Although Eliezer was requesting a sign from Heaven, he did so with wisdom – because several crucial traits of the girl in question would be revealed.

First of all, it would demonstrate good and generous disposition to give water to someone she does not recognize. This is all the more so because a girl coming to get water for the house would not bring a glass, and she would therefore have to permit Eliezer to drink directly from the pitcher – and she could not know if he would dirty the water or transmit any germs or illness.

Second, if she would take the pitcher back to the house, this would show lack of intelligence and thought – because perhaps he really would put his dirt or germs into the water.

Her final test would be how she disposed of the water, given that she was not taking it home. Were she simply to pour it out, this would be an embarrassment to Eliezer and reflect a lack of Derech Eretz, consideration. Rather, she would do the intelligent and considerate thing – feed the remaining water to the camels.

Given that these three traits would not prove that a particular woman should be the wife of Yitzchak, Eliezer then prays to G-d that even with all of the signs, He should send the right person to show them.

In reality, we see that Rivka does not do precisely what Eliezer had said – rather, she demonstrates even greater concern. First of all, though the Bais HaLevi does not mention this, I remember someone else pointing out that she does not immediately mention what she will do with the remaining water. Her first priority is to give water to Eliezer, and only afterwards does she mention the camels. In addition, she says that she will draw additional water until the camels are sated – in order to prevent Eliezer from even thinking that her only real interest is pouring out the water.

It is interesting to note to what extent the Bais HaLevi distinguishes generosity from Derech Eretz, consideration for others. Just as it is possible for a person to be considerate but not generous, he also tells us that a demonstration of generosity is not enough to prove consideration.

The Chofetz Chaim, Rabbi Yisroel Mayer Kagan, says the following in his Ahavas Chesed (love of kindness). When Avraham receives his three visitors, he does not invite them into his tent – rather, he offers them shade under a tree. In addition, he first offers them a light meal, before sitting down to eat meat. Why? Because Avraham understood that much as he would like to show his generosity, travellers might not be interested in stopping for several hours. This is why he waits – and then offers more extensive hospitality only once he knows that they are interested.
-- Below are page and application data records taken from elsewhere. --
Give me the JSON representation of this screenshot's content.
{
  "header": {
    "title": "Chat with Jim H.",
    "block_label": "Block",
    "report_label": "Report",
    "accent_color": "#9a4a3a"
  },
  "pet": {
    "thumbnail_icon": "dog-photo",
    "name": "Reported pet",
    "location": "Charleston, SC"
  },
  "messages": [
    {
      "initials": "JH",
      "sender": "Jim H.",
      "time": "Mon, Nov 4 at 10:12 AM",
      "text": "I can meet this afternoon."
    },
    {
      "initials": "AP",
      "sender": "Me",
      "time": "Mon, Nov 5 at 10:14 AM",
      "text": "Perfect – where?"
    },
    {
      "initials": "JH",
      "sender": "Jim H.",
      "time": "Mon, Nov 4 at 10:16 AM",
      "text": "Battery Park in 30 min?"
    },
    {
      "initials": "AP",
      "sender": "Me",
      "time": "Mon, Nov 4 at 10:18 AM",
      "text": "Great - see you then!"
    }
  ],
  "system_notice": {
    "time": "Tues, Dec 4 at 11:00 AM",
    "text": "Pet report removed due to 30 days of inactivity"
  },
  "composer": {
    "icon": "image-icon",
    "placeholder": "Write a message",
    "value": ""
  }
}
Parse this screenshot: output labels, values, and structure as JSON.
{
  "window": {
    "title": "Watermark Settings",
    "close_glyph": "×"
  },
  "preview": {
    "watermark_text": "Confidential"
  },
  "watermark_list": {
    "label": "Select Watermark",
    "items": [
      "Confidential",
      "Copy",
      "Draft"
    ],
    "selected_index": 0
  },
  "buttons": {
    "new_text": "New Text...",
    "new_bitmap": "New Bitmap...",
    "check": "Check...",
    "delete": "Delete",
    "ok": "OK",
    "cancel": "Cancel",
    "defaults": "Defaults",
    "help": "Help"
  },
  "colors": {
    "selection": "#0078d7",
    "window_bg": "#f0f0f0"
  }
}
The Torah shows us that both Avraham and Rivka shared not only generosity, but sincere consideration as well – and this is an important lesson. What a host may regard as great generosity on his or her part, could be seen as a lack of consideration by the guests. May HaShem always grant us the intelligence and thoughtfulness to show both generosity and consideration and to properly balance the two.

Good Shabbos

Text Copyright © 2001 Rabbi Yaakov Menken and Project Genesis, Inc.

The author is the Director of Project Genesis.